The fact that the concert saloons featured a kind of particularly tawdry, low-end theatre as well as liquor and the new fad of "waiter girls"—and, in the minds of many, prostitution—was too much for many so-called respectable people to bear. As late as 1881, Nym Crinkle would point out, "they serve as the gathering places for idle and vicious people to drink beer, listen to execrable music, make assignations, and parade in the dirtiest market those common charms which they have to sell." [The concert saloon's] reputations continued to be bad as long as they existed.

Further reading[edit]

Zellers, Parker R. (Dec., 1968). "The Cradle of Variety: The Concert Saloon". Educational Theatre Journal, Vol. 20, No. 4, 578-585

References[edit]

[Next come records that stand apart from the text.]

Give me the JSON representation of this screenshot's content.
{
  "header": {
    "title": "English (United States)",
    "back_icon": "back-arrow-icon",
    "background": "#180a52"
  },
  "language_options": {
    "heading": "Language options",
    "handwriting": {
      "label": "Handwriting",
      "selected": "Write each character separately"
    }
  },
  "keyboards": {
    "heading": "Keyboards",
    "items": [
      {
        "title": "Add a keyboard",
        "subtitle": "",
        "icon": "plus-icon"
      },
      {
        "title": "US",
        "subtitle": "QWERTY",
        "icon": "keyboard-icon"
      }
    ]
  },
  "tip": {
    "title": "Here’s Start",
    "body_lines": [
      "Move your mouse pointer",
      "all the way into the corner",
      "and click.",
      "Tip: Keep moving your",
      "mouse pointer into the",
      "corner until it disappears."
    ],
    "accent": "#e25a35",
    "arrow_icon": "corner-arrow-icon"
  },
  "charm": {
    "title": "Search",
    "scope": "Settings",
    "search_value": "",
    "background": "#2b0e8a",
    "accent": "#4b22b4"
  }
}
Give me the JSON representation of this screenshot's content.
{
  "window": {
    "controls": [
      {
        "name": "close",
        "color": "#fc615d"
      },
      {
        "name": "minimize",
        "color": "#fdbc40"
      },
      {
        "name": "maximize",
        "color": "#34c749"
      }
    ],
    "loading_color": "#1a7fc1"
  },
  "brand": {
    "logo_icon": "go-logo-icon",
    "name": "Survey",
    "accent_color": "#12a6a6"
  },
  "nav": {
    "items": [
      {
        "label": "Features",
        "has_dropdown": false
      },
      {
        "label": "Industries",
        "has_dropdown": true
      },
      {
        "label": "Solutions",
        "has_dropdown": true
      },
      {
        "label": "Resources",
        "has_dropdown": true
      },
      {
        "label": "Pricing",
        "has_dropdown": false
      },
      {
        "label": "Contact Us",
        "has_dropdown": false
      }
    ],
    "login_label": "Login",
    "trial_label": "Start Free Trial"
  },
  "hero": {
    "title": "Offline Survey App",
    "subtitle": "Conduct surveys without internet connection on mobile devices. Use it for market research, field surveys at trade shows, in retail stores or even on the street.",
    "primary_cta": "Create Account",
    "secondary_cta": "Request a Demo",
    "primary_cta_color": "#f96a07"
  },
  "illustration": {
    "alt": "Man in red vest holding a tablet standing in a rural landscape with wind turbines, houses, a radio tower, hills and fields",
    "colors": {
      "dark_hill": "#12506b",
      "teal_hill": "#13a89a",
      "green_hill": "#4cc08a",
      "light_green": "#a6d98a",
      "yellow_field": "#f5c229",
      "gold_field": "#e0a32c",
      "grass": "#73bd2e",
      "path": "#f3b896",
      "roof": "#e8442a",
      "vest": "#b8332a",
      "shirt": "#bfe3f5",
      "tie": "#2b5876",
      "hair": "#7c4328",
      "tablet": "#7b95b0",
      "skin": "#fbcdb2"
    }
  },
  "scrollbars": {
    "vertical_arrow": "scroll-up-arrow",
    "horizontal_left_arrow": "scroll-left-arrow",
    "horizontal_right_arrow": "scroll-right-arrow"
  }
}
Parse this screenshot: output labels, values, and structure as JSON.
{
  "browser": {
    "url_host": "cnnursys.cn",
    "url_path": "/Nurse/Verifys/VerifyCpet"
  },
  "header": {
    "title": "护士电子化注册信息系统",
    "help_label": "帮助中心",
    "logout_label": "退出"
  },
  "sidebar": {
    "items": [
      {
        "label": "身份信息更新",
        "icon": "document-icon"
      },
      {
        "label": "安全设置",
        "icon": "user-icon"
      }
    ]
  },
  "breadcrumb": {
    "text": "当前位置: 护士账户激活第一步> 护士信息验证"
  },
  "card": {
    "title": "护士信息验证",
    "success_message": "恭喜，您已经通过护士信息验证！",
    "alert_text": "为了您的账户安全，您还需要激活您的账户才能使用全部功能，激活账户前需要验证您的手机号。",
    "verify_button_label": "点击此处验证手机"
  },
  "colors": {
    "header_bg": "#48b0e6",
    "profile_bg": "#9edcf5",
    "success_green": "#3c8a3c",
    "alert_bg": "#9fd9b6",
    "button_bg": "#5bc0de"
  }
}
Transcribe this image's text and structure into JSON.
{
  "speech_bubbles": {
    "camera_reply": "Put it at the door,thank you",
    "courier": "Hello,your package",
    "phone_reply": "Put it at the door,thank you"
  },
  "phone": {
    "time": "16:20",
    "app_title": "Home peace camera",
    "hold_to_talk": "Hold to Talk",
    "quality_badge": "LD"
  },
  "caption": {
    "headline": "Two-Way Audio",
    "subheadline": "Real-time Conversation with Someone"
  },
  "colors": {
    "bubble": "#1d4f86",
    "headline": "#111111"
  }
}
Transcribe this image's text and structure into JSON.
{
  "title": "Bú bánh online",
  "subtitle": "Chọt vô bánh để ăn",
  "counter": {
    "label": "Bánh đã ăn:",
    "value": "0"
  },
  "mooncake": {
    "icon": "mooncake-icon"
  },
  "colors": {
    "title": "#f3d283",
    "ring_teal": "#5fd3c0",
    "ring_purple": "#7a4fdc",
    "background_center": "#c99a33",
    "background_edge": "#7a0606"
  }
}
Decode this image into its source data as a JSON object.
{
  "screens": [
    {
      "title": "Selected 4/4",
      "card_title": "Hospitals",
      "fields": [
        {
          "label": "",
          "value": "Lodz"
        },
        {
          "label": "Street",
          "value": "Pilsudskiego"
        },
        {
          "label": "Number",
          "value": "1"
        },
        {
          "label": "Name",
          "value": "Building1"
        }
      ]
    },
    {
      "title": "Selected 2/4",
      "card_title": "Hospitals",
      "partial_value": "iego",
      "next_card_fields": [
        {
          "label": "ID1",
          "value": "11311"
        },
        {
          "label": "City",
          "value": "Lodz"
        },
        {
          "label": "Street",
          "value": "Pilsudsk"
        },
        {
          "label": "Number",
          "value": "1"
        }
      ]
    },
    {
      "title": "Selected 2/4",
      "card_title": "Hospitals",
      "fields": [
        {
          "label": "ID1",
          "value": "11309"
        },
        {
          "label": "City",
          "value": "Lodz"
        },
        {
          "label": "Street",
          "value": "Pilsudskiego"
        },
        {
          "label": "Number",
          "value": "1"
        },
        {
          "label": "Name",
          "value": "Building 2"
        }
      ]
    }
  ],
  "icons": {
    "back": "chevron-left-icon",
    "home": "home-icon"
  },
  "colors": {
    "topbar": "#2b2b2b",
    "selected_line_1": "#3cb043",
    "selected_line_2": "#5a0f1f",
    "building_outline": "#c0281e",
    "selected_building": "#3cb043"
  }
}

  1. ^ McNamara, Brooks (2002). The New York Concert Saloon: The Devil's Own Nights. Cambridge University Press. (ISBN 9780521814782 | ISBN 0-521-81478-2)